Fasting is one of those spiritual practices that seem foreign to us in the Western, developed world. Practically, most Western Christians don’t understand fasting and choose not to participate in this discipline for a number of reasons. Our relative affluence has trained us to see food in a very particular way and the idea that we could, or should, go without food seems unnecessarily ascetic or legalistic. Fasting seems like the practice of mystics alone and we prefer not to wade into those deep waters, or perhaps venture into that desert wilderness with Christ.
Our misunderstanding either keeps us from fasting altogether or taints all of our attempts at it. Many people see fasting as a spiritual feat—an opportunity to accomplish something they have never been able to do. Some see it as an opportunity to rid their lives of unhealthy habits they’ve been needing to deal with. Still, others see fasting as a means of acquiring what they need—whether that be direction, provision, or favor. Ultimately it becomes self-centered or manipulative. That kind of fasting yields very little, and after these frustrating and futile attempts, we simply stop bothering very often.
The invitation during the season of Lent is toward the opposite— self-denial. In this season we embrace humility and obedience. Fasting cannot be embraced as a means of elevating or bettering ourselves. Isaiah 58 draws attention to the fasting the Lord has chosen for his people. True fasting is always centered on the Lord and the other—the oppressed, hungry, and forgotten. Our lives must begin to take on the same sacrificial shape as that of Christ’s ministry. We choose to take up our cross and walk with him toward the death of our selves. But our fasting is filled with the hope and expectation of resurrection life! We have the hope of being sustained in the wilderness by God himself.
So we invite you to fast with us in the days ahead. In 2018, just as did last year, we as a staff will be fasting from Thursdays after dinner until 3 pm on Fridays. This is an observance of the time from the Last Supper until Jesus was taken down from the Cross.
There are other ways to fast too: all day, sunrise to sunset, one meal a day. And, if Fridays just can't work for you, that's okay. As we have said, this is a practice that is intended to shape and form us deeper into the life of Christ, it is not a hard and fast rule. Find a day that is possible for you and commit to it.
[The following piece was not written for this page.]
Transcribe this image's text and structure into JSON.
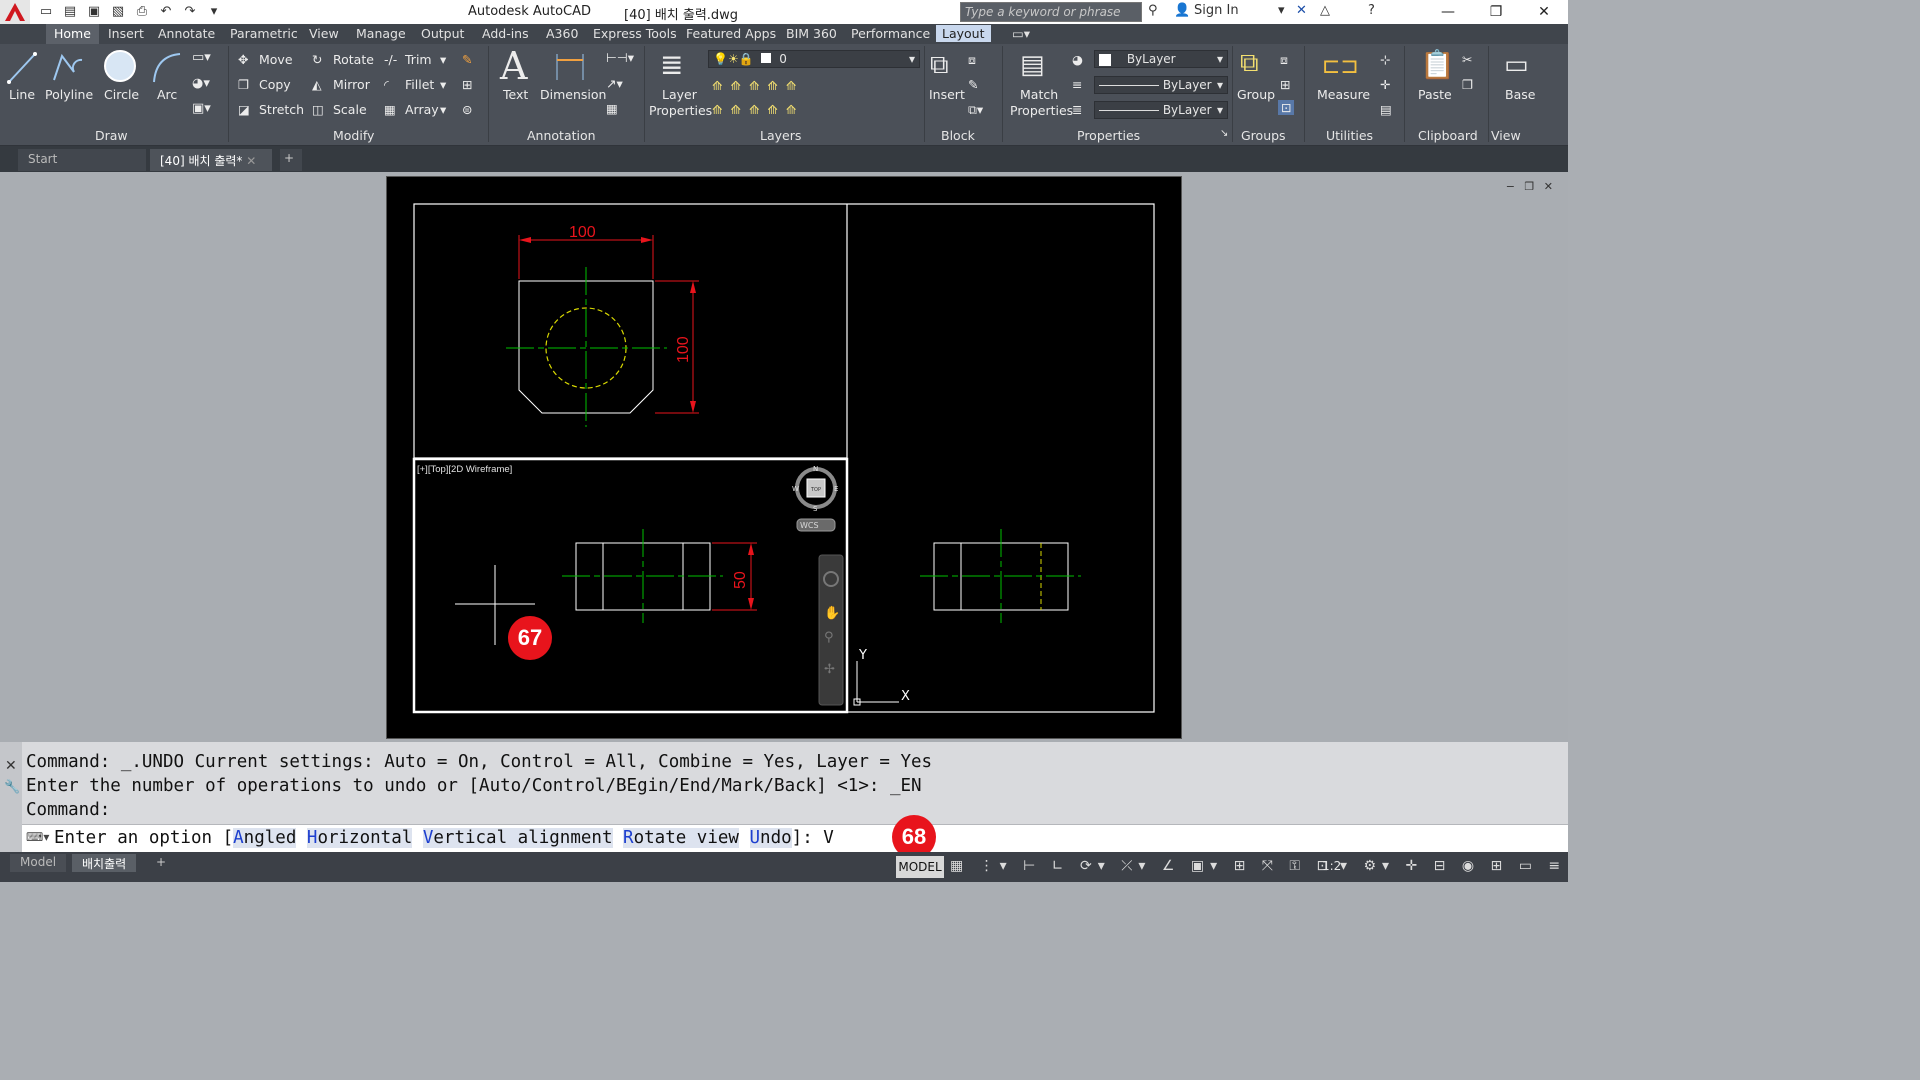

In addition to fasting, many people elect to also abstain from something for the duration of the Lenten season as well. We highly encourage this practice. Give up something reasonable, something that you will notice, something that you don't have to, or need to, give up. Give up something that is good to remind yourself of something greater that is available to you through the presence of the Holy Spirit.